Colm Meaney as Miles O’Brien

by Nur Hussein, contributing writer

Lá breithe shona dhuit
Lá breithe shona dhuit
Lá breithe shona a Colm Ó Maonaigh
Lá breithe shona dhuit!

-Happy birthday song in Irish

Today we celebrate the birthday of Colm Meaney, the guy you probably know best as Miles O’Brien of Star Trek: The Next Generation and Star Trek: Deep Space Nine.

Colm Meaney was born in Dublin, Ireland in 1953, and his interest in acting began at fourteen. He went on to the Irish National Theatre’s Abbey Theatre School and became a professional actor.

He made his TV debut in 1978 on a British police series called Z-Cars. He would go on to make appearances in TV, doing guest roles in series such as Moonlighting, Remington Steele and Tales from the Darkside before a frequent recurring role in Star Trek: The Next Generation. Meaney appeared in the very first episode, “Encounter At Farpoint,” as a then-unnamed crew member. He later appeared in many more episodes as Transporter Chief O’Brien, and in Season 4 he got himself a first name, too (Miles). Miles O’Brien was the everyman of the Star Trek universe, and Meaney said of his character, “there was a terrific kind of humanity in O’Brien”. He never joined ST:TNG as a cast regular, preferring to work on an episode by episode basis.
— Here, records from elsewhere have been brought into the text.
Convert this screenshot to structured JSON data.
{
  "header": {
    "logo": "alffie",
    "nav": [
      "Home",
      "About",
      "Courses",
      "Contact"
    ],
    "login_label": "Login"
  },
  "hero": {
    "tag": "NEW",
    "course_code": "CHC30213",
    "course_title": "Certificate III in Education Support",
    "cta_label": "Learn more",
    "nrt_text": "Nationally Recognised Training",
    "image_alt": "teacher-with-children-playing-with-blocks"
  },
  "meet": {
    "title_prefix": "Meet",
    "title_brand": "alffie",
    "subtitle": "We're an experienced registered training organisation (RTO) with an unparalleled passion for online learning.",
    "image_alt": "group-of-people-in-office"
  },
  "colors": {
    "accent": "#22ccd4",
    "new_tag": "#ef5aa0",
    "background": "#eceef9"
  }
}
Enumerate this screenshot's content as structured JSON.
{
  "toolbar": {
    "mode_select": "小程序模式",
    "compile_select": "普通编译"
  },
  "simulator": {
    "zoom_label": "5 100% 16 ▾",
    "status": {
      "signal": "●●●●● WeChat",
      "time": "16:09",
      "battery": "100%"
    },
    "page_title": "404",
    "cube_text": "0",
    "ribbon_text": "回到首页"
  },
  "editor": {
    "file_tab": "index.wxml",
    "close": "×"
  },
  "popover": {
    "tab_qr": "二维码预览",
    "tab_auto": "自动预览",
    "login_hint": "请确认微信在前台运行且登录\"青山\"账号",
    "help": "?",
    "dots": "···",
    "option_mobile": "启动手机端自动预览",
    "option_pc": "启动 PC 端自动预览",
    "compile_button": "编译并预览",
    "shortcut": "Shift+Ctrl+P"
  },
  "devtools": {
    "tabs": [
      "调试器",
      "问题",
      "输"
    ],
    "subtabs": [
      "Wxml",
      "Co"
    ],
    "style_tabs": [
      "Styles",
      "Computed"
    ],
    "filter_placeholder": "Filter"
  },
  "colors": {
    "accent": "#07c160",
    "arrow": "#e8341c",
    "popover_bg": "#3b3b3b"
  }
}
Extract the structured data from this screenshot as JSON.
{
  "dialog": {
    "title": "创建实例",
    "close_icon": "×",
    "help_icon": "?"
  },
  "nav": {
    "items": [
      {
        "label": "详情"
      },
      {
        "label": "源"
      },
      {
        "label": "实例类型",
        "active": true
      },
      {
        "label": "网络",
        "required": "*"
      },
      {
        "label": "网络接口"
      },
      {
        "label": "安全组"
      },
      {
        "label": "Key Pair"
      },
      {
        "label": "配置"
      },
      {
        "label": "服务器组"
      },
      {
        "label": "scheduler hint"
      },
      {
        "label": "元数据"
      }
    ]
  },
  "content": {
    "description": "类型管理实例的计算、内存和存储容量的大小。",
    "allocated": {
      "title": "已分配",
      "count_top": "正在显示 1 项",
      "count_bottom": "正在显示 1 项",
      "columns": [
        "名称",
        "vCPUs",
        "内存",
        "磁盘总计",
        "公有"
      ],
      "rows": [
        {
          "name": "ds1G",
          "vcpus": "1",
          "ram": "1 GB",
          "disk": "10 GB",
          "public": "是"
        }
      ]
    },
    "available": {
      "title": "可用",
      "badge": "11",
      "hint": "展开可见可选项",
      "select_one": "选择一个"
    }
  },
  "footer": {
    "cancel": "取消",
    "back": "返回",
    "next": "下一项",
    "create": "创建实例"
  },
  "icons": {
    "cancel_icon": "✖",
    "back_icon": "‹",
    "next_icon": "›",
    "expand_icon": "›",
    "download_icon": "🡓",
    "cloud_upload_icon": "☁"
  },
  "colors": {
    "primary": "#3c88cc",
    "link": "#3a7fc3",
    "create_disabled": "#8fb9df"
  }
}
When Star Trek: Deep Space Nine premiered, the character of Miles O’Brien joined the station and Meaney became a primary cast member for its entire run. Meaney has appeared in the most number of Star Trek episodes of any series second only to Michael Dorn.

Outside of Star Trek, Meaney has appeared in genre show Stargate Atlantis as the recurring character Cowen. His character was the chief of a race of humans called the Genii. He’s also lent his voice to animated characters on the Simpsons and Gargoyles.

Meaney has popped up in numerous film and TV roles outside of genre, too. He appeared in the acclaimed Irish film The Commitments as Jimmy Rabbite, Sr., which was based on a novel by Roddy Doyle. Meaney would later appear in two more film adaptations of Doyle’s novels (The Snapper and The Van). He won Best Actor in the 2003 Irish Film and Television Awards for his role in the Irish film How Harry Became A Tree. Also, he was nominated for a Golden Globes award in 1994 for Best Performance by an Actor in a Motion Picture (Comedy/Musical) for his role in The Snapper.

Happy birthday, Colm Meaney! Have a great day with some great craic. Sláinte!


Nur Hussein
Nur Hussein

Nur is a tinkerer of programmable things, an apprentice in an ancient order of technomages. He enjoys fantasy, sci-fi, comic books, and Lego in his spare time. His favourite authors are Asimov and Tolkien. He also loves Celtic and American folk music. You can follow him on twitter: @nurhussein